■ Exercise brief ■
What number of lines in the material contain the word "状態をドラッグ"? Give that number alone.

■ Provided data ■
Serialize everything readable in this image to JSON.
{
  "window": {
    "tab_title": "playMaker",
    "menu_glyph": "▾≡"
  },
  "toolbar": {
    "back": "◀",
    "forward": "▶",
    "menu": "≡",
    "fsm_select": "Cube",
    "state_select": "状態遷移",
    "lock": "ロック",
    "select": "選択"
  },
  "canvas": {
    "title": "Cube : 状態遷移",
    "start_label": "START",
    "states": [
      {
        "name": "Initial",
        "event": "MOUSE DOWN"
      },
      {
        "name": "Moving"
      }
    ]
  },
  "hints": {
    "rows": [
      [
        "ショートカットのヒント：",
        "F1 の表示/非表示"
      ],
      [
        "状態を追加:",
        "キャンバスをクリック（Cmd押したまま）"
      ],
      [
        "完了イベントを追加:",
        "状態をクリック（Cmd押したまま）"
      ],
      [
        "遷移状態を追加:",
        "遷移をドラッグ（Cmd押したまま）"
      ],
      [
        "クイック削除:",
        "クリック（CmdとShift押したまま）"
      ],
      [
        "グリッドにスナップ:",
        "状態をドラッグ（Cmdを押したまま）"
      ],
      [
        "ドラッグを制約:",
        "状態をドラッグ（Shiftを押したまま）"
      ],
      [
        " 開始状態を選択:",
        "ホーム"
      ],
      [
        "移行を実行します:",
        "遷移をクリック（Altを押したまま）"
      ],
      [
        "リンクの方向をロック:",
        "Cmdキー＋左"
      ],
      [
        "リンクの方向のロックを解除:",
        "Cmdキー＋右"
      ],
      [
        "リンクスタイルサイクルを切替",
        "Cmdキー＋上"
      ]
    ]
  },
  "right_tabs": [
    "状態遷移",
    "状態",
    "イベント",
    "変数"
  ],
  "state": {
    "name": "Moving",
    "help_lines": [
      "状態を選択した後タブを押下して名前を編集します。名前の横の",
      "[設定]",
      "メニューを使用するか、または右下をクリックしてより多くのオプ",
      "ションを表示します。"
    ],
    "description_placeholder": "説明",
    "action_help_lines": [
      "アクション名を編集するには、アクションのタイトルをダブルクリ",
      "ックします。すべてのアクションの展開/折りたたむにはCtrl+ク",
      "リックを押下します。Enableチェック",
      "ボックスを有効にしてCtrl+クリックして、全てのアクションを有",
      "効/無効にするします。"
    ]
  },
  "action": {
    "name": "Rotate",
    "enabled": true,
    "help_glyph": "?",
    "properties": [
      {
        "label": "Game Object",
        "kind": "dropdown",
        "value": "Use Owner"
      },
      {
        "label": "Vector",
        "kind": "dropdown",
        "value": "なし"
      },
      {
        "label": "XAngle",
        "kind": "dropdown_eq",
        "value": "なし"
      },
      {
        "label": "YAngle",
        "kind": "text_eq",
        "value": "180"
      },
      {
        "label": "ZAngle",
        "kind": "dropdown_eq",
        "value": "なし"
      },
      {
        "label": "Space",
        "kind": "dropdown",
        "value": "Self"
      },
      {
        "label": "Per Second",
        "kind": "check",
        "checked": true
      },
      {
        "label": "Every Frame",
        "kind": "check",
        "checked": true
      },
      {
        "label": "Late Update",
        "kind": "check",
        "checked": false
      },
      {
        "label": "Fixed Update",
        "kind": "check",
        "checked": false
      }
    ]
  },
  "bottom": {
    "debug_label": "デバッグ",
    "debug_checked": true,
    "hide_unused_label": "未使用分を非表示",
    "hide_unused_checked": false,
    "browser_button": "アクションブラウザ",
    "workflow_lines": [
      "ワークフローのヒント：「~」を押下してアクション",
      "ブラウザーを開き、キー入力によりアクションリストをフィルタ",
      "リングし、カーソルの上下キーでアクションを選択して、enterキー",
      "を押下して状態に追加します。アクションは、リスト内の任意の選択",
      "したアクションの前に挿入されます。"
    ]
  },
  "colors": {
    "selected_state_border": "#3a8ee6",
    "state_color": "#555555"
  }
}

■ Output ■
2